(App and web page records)
........

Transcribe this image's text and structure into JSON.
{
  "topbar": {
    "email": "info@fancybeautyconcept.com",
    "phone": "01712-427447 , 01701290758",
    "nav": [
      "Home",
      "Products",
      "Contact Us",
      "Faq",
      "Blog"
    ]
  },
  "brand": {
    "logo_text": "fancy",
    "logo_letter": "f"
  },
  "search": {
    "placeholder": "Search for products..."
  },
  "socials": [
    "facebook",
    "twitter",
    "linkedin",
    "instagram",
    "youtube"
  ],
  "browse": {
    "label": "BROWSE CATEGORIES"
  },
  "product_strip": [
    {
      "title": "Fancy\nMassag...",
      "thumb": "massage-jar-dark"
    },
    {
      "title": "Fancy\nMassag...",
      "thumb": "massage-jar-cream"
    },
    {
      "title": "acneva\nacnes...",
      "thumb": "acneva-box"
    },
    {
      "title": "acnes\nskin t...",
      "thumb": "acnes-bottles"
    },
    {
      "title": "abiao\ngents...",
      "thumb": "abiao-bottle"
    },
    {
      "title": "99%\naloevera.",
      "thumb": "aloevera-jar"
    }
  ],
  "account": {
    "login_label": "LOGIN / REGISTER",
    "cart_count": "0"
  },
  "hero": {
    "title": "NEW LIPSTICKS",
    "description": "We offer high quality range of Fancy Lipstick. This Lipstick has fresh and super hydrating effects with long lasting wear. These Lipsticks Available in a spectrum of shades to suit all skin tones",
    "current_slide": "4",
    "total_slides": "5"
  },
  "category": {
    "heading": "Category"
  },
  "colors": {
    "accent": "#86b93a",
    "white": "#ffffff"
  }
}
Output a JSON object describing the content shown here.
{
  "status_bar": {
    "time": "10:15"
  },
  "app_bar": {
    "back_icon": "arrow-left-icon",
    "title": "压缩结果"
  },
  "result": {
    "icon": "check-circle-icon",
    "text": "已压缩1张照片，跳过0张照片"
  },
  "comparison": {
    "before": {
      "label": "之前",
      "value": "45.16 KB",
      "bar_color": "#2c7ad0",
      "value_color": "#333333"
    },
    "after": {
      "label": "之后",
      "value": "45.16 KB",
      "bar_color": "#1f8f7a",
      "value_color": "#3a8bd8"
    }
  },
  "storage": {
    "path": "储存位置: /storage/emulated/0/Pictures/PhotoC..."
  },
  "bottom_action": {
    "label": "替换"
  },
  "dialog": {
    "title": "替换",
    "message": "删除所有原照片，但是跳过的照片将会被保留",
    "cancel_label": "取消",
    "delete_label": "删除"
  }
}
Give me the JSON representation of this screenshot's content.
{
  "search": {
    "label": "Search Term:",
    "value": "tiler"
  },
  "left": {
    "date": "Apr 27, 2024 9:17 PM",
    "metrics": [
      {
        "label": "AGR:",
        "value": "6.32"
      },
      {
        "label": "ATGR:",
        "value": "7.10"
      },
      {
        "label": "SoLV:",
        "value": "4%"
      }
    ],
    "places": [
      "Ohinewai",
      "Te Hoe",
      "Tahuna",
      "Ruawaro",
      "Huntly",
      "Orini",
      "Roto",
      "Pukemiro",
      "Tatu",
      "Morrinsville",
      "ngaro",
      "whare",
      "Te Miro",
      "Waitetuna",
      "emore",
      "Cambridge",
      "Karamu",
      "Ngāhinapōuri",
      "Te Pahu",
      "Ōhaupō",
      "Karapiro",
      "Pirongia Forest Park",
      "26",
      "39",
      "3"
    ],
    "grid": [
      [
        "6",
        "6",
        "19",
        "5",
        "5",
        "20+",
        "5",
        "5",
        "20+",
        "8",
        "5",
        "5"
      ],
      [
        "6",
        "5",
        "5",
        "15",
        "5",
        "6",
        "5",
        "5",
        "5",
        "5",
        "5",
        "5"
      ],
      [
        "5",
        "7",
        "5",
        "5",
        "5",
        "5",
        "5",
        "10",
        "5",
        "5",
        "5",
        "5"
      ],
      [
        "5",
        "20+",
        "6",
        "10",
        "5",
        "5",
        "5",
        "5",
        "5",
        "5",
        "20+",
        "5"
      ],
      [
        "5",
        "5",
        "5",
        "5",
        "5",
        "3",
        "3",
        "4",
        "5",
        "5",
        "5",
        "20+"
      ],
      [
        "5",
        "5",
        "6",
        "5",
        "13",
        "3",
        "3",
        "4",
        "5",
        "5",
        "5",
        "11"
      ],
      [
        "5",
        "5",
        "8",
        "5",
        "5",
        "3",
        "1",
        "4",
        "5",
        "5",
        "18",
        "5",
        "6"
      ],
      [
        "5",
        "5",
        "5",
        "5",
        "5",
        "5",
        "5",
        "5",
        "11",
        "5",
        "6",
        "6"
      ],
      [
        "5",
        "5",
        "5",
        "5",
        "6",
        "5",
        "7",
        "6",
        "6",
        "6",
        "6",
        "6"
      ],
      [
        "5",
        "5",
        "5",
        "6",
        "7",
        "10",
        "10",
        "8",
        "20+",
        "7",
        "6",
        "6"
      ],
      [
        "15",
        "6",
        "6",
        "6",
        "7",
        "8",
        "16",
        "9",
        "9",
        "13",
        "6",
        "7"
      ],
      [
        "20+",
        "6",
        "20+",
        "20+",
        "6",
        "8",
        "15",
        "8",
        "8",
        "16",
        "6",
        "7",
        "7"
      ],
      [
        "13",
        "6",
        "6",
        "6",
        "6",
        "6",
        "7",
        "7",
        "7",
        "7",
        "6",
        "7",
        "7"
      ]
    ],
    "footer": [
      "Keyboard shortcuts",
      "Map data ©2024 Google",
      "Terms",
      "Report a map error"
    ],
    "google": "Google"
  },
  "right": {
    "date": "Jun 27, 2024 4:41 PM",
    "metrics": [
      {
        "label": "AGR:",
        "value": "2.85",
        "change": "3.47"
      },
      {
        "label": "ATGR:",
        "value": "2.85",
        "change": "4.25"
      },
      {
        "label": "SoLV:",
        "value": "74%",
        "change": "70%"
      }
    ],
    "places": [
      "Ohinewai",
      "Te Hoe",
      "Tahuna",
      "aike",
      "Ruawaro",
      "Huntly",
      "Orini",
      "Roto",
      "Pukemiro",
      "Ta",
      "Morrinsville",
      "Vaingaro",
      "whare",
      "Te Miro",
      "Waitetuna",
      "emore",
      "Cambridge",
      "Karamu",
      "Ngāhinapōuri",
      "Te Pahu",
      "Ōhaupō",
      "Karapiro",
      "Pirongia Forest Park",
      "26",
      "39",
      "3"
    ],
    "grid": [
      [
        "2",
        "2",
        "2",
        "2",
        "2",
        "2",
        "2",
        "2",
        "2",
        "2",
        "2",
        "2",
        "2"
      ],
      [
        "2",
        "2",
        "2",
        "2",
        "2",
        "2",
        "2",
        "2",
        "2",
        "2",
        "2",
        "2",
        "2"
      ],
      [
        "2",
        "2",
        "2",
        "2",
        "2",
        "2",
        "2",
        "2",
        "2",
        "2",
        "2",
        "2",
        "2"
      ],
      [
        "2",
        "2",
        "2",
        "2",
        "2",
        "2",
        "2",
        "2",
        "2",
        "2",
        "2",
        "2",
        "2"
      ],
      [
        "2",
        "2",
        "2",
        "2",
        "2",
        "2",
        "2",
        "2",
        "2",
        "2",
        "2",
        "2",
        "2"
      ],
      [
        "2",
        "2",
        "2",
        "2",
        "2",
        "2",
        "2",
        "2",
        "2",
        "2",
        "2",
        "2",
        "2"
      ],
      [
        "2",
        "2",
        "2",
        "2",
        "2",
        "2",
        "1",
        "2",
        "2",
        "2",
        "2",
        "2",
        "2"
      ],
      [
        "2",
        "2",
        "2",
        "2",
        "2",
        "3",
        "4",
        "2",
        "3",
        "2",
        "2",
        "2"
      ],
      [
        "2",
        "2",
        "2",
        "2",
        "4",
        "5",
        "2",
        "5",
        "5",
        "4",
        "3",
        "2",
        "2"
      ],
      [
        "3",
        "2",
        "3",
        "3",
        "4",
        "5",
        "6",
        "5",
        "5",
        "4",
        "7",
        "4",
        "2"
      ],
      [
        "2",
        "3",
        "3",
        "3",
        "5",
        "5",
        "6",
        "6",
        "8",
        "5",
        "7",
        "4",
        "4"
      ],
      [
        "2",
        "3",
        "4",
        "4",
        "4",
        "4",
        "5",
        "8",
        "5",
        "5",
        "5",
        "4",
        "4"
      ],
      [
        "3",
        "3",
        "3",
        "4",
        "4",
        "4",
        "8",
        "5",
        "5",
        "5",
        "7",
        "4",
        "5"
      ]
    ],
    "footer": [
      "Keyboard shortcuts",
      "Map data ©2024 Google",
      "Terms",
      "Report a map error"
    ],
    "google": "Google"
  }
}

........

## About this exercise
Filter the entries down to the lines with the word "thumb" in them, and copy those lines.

## Result of the exercise
      "thumb": "massage-jar-dark"
      "thumb": "massage-jar-cream"
      "thumb": "acneva-box"
      "thumb": "acnes-bottles"
      "thumb": "abiao-bottle"
      "thumb": "aloevera-jar"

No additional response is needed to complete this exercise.